[Website and app data records]
▼▼▼

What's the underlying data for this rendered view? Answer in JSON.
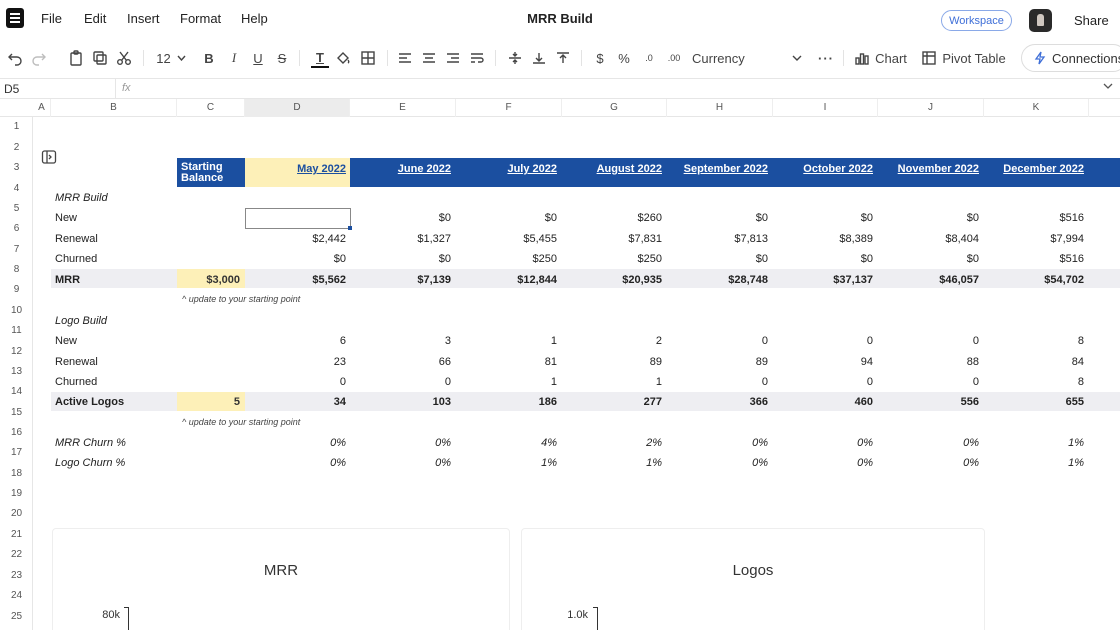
{
  "app": {
    "title": "MRR Build",
    "menu": [
      "File",
      "Edit",
      "Insert",
      "Format",
      "Help"
    ],
    "workspace_label": "Workspace",
    "share_label": "Share"
  },
  "toolbar": {
    "font_size": "12",
    "number_format": "Currency",
    "chart_label": "Chart",
    "pivot_label": "Pivot Table",
    "connections_label": "Connections",
    "more_label": "···",
    "dollar_label": "$",
    "percent_label": "%"
  },
  "formula_bar": {
    "cell_ref": "D5",
    "fx": "fx",
    "value": ""
  },
  "columns": [
    "A",
    "B",
    "C",
    "D",
    "E",
    "F",
    "G",
    "H",
    "I",
    "J",
    "K"
  ],
  "active_column": "D",
  "rows": [
    "1",
    "2",
    "3",
    "4",
    "5",
    "6",
    "7",
    "8",
    "9",
    "10",
    "11",
    "12",
    "13",
    "14",
    "15",
    "16",
    "17",
    "18",
    "19",
    "20",
    "21",
    "22",
    "23",
    "24",
    "25"
  ],
  "sheet": {
    "starting_balance_header": "Starting Balance",
    "months": [
      "May 2022",
      "June 2022",
      "July 2022",
      "August 2022",
      "September 2022",
      "October 2022",
      "November 2022",
      "December 2022"
    ],
    "mrr_build_label": "MRR Build",
    "new_label": "New",
    "renewal_label": "Renewal",
    "churned_label": "Churned",
    "mrr_label": "MRR",
    "mrr_start": "$3,000",
    "mrr_note": "^ update to your starting point",
    "mrr_new": [
      "",
      "$0",
      "$0",
      "$260",
      "$0",
      "$0",
      "$0",
      "$516"
    ],
    "mrr_renewal": [
      "$2,442",
      "$1,327",
      "$5,455",
      "$7,831",
      "$7,813",
      "$8,389",
      "$8,404",
      "$7,994"
    ],
    "mrr_churned": [
      "$0",
      "$0",
      "$250",
      "$250",
      "$0",
      "$0",
      "$0",
      "$516"
    ],
    "mrr_total": [
      "$5,562",
      "$7,139",
      "$12,844",
      "$20,935",
      "$28,748",
      "$37,137",
      "$46,057",
      "$54,702"
    ],
    "logo_build_label": "Logo Build",
    "active_logos_label": "Active Logos",
    "logos_start": "5",
    "logos_note": "^ update to your starting point",
    "logo_new": [
      "6",
      "3",
      "1",
      "2",
      "0",
      "0",
      "0",
      "8"
    ],
    "logo_renewal": [
      "23",
      "66",
      "81",
      "89",
      "89",
      "94",
      "88",
      "84"
    ],
    "logo_churned": [
      "0",
      "0",
      "1",
      "1",
      "0",
      "0",
      "0",
      "8"
    ],
    "logo_total": [
      "34",
      "103",
      "186",
      "277",
      "366",
      "460",
      "556",
      "655"
    ],
    "mrr_churn_label": "MRR Churn %",
    "logo_churn_label": "Logo Churn %",
    "mrr_churn": [
      "0%",
      "0%",
      "4%",
      "2%",
      "0%",
      "0%",
      "0%",
      "1%"
    ],
    "logo_churn": [
      "0%",
      "0%",
      "1%",
      "1%",
      "0%",
      "0%",
      "0%",
      "1%"
    ]
  },
  "charts": [
    {
      "title": "MRR",
      "y_tick_top": "80k"
    },
    {
      "title": "Logos",
      "y_tick_top": "1.0k"
    }
  ],
  "colors": {
    "header_blue": "#1b4fa0",
    "highlight_yellow": "#fdf0b8",
    "total_band": "#eeeef2"
  }
}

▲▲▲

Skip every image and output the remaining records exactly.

What's the underlying data for this rendered view? Answer in JSON.
{
  "app": {
    "title": "MRR Build",
    "menu": [
      "File",
      "Edit",
      "Insert",
      "Format",
      "Help"
    ],
    "workspace_label": "Workspace",
    "share_label": "Share"
  },
  "toolbar": {
    "font_size": "12",
    "number_format": "Currency",
    "chart_label": "Chart",
    "pivot_label": "Pivot Table",
    "connections_label": "Connections",
    "more_label": "···",
    "dollar_label": "$",
    "percent_label": "%"
  },
  "formula_bar": {
    "cell_ref": "D5",
    "fx": "fx",
    "value": ""
  },
  "columns": [
    "A",
    "B",
    "C",
    "D",
    "E",
    "F",
    "G",
    "H",
    "I",
    "J",
    "K"
  ],
  "active_column": "D",
  "rows": [
    "1",
    "2",
    "3",
    "4",
    "5",
    "6",
    "7",
    "8",
    "9",
    "10",
    "11",
    "12",
    "13",
    "14",
    "15",
    "16",
    "17",
    "18",
    "19",
    "20",
    "21",
    "22",
    "23",
    "24",
    "25"
  ],
  "sheet": {
    "starting_balance_header": "Starting Balance",
    "months": [
      "May 2022",
      "June 2022",
      "July 2022",
      "August 2022",
      "September 2022",
      "October 2022",
      "November 2022",
      "December 2022"
    ],
    "mrr_build_label": "MRR Build",
    "new_label": "New",
    "renewal_label": "Renewal",
    "churned_label": "Churned",
    "mrr_label": "MRR",
    "mrr_start": "$3,000",
    "mrr_note": "^ update to your starting point",
    "mrr_new": [
      "",
      "$0",
      "$0",
      "$260",
      "$0",
      "$0",
      "$0",
      "$516"
    ],
    "mrr_renewal": [
      "$2,442",
      "$1,327",
      "$5,455",
      "$7,831",
      "$7,813",
      "$8,389",
      "$8,404",
      "$7,994"
    ],
    "mrr_churned": [
      "$0",
      "$0",
      "$250",
      "$250",
      "$0",
      "$0",
      "$0",
      "$516"
    ],
    "mrr_total": [
      "$5,562",
      "$7,139",
      "$12,844",
      "$20,935",
      "$28,748",
      "$37,137",
      "$46,057",
      "$54,702"
    ],
    "logo_build_label": "Logo Build",
    "active_logos_label": "Active Logos",
    "logos_start": "5",
    "logos_note": "^ update to your starting point",
    "logo_new": [
      "6",
      "3",
      "1",
      "2",
      "0",
      "0",
      "0",
      "8"
    ],
    "logo_renewal": [
      "23",
      "66",
      "81",
      "89",
      "89",
      "94",
      "88",
      "84"
    ],
    "logo_churned": [
      "0",
      "0",
      "1",
      "1",
      "0",
      "0",
      "0",
      "8"
    ],
    "logo_total": [
      "34",
      "103",
      "186",
      "277",
      "366",
      "460",
      "556",
      "655"
    ],
    "mrr_churn_label": "MRR Churn %",
    "logo_churn_label": "Logo Churn %",
    "mrr_churn": [
      "0%",
      "0%",
      "4%",
      "2%",
      "0%",
      "0%",
      "0%",
      "1%"
    ],
    "logo_churn": [
      "0%",
      "0%",
      "1%",
      "1%",
      "0%",
      "0%",
      "0%",
      "1%"
    ]
  },
  "charts": [
    {
      "title": "MRR",
      "y_tick_top": "80k"
    },
    {
      "title": "Logos",
      "y_tick_top": "1.0k"
    }
  ],
  "colors": {
    "header_blue": "#1b4fa0",
    "highlight_yellow": "#fdf0b8",
    "total_band": "#eeeef2"
  }
}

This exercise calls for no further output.